• _WHAT THE TASK REQUIRES_: The entries are to be output once more, word for word.

[Data about app and page elements]
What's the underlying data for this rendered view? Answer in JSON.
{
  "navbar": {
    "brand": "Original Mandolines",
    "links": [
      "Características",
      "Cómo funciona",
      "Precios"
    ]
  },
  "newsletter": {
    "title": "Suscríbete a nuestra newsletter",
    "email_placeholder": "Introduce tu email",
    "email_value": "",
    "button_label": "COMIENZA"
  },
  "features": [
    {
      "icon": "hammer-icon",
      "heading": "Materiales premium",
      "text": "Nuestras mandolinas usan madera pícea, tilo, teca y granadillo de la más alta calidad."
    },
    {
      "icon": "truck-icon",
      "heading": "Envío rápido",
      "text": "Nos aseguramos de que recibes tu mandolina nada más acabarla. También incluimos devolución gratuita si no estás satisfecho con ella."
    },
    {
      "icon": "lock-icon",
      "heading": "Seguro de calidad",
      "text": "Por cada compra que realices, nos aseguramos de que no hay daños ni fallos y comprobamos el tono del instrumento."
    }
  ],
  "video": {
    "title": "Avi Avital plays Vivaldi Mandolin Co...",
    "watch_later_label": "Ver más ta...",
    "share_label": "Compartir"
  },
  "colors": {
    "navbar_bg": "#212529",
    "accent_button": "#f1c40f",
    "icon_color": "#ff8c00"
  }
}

• _YOUR RESPONSE_:
What's the underlying data for this rendered view? Answer in JSON.
{
  "navbar": {
    "brand": "Original Mandolines",
    "links": [
      "Características",
      "Cómo funciona",
      "Precios"
    ]
  },
  "newsletter": {
    "title": "Suscríbete a nuestra newsletter",
    "email_placeholder": "Introduce tu email",
    "email_value": "",
    "button_label": "COMIENZA"
  },
  "features": [
    {
      "icon": "hammer-icon",
      "heading": "Materiales premium",
      "text": "Nuestras mandolinas usan madera pícea, tilo, teca y granadillo de la más alta calidad."
    },
    {
      "icon": "truck-icon",
      "heading": "Envío rápido",
      "text": "Nos aseguramos de que recibes tu mandolina nada más acabarla. También incluimos devolución gratuita si no estás satisfecho con ella."
    },
    {
      "icon": "lock-icon",
      "heading": "Seguro de calidad",
      "text": "Por cada compra que realices, nos aseguramos de que no hay daños ni fallos y comprobamos el tono del instrumento."
    }
  ],
  "video": {
    "title": "Avi Avital plays Vivaldi Mandolin Co...",
    "watch_later_label": "Ver más ta...",
    "share_label": "Compartir"
  },
  "colors": {
    "navbar_bg": "#212529",
    "accent_button": "#f1c40f",
    "icon_color": "#ff8c00"
  }
}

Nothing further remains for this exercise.